■ DATA EXTRACTS ■

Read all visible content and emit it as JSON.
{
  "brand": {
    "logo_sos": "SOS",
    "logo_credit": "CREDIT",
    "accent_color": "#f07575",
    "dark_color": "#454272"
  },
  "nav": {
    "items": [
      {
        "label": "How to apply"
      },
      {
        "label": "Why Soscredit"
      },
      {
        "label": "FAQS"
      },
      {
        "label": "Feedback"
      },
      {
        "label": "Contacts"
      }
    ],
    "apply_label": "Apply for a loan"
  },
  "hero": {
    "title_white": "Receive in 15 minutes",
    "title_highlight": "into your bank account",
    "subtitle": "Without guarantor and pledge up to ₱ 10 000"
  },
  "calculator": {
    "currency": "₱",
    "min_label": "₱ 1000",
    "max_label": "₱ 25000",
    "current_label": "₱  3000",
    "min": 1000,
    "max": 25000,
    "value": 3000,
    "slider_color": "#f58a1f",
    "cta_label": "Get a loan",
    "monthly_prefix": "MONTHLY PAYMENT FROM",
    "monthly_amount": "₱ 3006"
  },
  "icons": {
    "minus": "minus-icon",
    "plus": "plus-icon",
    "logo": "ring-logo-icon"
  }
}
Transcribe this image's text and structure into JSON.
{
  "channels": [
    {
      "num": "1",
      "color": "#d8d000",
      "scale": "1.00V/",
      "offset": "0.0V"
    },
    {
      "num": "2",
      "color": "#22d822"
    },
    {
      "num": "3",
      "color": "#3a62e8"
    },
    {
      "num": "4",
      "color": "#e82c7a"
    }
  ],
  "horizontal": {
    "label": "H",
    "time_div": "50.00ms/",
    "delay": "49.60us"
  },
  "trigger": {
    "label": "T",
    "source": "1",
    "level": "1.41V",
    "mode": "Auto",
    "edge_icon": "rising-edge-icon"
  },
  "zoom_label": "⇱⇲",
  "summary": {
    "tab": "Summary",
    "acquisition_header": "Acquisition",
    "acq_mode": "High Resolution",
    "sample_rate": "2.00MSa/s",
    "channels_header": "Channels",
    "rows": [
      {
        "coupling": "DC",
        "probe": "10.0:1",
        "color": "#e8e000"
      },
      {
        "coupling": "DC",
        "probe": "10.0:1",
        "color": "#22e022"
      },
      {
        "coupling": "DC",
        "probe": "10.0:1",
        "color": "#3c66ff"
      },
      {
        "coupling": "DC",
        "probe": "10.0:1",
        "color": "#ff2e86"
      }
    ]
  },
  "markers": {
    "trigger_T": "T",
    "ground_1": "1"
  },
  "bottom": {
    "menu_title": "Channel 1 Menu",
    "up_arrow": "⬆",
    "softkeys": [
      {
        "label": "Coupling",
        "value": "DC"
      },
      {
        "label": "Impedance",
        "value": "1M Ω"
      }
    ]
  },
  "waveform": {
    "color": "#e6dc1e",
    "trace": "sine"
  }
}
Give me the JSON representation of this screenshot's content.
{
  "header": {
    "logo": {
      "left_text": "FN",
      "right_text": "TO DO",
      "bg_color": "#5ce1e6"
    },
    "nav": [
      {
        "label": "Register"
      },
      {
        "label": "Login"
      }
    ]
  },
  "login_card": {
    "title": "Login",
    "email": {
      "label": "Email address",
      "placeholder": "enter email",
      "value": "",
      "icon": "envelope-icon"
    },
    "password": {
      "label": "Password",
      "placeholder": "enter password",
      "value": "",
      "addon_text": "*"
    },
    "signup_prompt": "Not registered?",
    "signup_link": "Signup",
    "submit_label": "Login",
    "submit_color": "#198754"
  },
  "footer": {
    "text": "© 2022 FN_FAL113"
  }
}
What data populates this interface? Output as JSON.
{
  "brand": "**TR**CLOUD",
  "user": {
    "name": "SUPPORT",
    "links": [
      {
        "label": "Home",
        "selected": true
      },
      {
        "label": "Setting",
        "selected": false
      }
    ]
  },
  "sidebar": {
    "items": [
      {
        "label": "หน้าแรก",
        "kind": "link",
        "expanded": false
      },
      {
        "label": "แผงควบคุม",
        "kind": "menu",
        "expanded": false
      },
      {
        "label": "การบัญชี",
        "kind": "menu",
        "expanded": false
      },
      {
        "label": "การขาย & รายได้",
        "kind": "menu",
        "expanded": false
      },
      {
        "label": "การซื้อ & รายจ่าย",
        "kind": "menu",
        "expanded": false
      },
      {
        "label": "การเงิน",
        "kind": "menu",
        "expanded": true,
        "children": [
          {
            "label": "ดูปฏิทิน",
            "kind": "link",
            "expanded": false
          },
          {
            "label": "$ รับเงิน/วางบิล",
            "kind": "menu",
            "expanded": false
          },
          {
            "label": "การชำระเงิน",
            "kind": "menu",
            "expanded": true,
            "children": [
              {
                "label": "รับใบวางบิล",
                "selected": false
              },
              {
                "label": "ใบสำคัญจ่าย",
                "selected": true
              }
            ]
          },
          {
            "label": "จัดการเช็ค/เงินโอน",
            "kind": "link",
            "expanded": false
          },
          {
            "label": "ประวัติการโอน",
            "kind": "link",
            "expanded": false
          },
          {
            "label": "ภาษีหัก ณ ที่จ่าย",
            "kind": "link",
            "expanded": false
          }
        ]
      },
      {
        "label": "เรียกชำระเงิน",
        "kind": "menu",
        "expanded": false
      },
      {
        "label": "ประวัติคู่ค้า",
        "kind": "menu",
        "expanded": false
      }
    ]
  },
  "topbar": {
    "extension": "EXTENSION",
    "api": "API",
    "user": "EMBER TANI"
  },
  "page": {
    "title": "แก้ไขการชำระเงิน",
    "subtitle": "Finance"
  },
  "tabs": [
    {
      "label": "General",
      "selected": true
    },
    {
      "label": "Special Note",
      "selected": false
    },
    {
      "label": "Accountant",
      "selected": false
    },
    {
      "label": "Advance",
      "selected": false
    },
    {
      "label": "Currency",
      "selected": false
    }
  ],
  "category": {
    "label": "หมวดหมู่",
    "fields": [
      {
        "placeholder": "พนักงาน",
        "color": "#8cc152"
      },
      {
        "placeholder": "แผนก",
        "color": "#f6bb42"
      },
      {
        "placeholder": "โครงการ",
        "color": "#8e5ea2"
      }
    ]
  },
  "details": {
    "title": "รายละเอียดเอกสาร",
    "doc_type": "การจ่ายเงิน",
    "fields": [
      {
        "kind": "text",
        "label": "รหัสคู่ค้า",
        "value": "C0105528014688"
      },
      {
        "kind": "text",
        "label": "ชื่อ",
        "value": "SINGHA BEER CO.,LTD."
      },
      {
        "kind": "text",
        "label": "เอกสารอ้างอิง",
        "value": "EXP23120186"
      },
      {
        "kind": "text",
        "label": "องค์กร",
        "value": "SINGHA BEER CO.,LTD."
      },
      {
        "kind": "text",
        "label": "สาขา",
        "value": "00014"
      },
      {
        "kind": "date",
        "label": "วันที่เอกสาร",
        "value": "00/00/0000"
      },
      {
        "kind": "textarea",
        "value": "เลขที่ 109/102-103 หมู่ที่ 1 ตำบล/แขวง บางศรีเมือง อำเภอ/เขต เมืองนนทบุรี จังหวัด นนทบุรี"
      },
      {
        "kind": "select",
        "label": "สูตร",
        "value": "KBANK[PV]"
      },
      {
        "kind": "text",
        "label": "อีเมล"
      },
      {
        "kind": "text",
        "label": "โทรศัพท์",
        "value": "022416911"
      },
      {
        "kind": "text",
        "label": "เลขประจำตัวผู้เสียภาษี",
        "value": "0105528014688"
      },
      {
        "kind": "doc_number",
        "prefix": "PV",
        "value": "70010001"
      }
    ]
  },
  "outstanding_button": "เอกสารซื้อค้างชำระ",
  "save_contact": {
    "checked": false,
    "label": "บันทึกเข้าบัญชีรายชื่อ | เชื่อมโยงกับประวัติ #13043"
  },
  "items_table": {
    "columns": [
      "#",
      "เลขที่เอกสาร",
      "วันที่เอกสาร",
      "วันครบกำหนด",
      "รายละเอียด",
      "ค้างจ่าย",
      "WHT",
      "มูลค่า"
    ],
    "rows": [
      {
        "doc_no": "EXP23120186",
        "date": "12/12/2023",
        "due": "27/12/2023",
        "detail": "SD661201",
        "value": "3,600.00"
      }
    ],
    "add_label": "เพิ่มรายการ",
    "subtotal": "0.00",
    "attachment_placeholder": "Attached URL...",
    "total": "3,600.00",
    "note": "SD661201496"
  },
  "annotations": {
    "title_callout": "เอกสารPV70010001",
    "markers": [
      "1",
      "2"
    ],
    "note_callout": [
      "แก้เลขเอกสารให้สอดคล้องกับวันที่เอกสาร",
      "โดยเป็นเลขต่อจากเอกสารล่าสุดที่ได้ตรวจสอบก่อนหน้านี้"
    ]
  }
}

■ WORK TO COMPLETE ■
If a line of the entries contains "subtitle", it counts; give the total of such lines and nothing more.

■ ANSWER SECTION ■
2